EXERCISE OBJECTIVE
Select the lines below containing the word "Results".

RECORDS SHOWN
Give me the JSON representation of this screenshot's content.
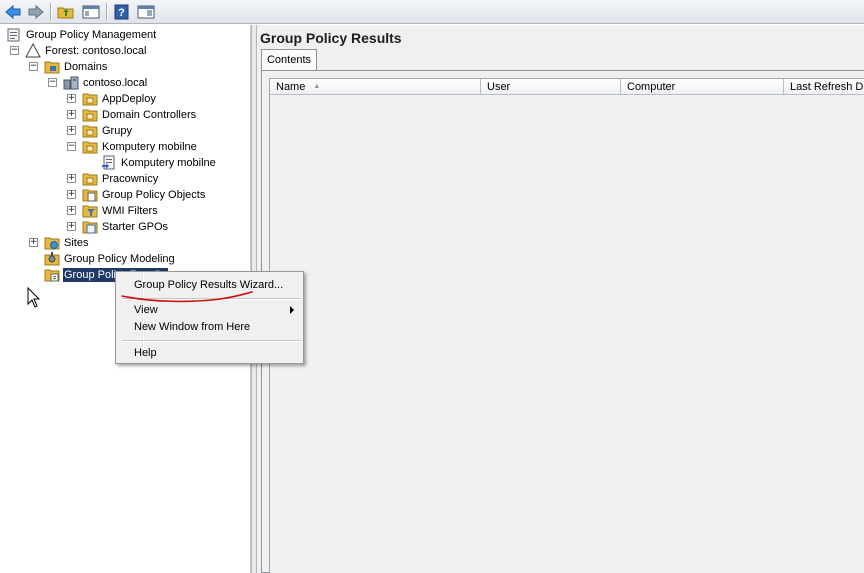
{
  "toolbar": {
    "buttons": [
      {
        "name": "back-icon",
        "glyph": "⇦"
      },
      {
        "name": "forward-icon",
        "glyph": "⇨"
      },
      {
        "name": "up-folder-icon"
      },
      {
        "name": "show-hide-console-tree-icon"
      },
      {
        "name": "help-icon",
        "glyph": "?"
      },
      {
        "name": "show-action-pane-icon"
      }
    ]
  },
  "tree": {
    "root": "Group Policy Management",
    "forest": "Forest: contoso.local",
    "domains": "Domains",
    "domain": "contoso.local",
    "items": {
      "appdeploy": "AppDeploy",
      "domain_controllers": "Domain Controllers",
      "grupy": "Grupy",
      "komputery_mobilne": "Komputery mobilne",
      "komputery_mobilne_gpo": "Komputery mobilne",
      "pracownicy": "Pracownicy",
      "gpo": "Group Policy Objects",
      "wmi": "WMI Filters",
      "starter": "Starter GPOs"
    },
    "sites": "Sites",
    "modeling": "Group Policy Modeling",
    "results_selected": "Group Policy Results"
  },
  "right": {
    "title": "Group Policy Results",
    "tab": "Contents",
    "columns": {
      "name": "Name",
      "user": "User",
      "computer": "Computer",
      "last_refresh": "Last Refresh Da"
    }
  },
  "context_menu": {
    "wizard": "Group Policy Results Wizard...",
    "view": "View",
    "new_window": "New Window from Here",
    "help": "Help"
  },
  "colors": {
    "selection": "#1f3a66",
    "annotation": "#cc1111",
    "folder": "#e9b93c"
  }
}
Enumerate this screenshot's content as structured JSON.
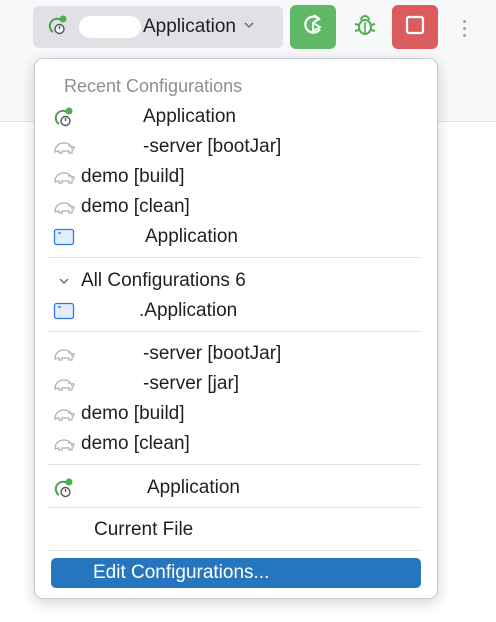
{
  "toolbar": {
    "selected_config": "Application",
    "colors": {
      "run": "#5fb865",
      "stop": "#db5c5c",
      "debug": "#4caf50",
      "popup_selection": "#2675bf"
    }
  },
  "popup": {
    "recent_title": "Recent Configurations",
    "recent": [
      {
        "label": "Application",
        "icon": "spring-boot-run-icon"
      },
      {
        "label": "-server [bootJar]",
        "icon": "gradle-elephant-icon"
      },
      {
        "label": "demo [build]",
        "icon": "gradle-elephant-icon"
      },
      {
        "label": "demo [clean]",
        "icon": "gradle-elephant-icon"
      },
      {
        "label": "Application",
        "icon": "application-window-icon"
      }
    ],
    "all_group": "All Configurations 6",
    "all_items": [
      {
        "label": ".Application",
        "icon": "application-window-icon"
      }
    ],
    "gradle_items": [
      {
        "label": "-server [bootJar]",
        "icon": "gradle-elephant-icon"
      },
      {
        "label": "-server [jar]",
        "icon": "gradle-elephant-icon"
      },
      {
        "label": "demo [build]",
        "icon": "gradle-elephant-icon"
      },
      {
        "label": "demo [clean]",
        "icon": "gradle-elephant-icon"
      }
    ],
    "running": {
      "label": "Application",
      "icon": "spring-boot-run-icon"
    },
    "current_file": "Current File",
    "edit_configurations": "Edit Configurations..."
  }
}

WRITTEN ANSWER
    "results_selected": "Group Policy Results"
    "title": "Group Policy Results",
    "wizard": "Group Policy Results Wizard...",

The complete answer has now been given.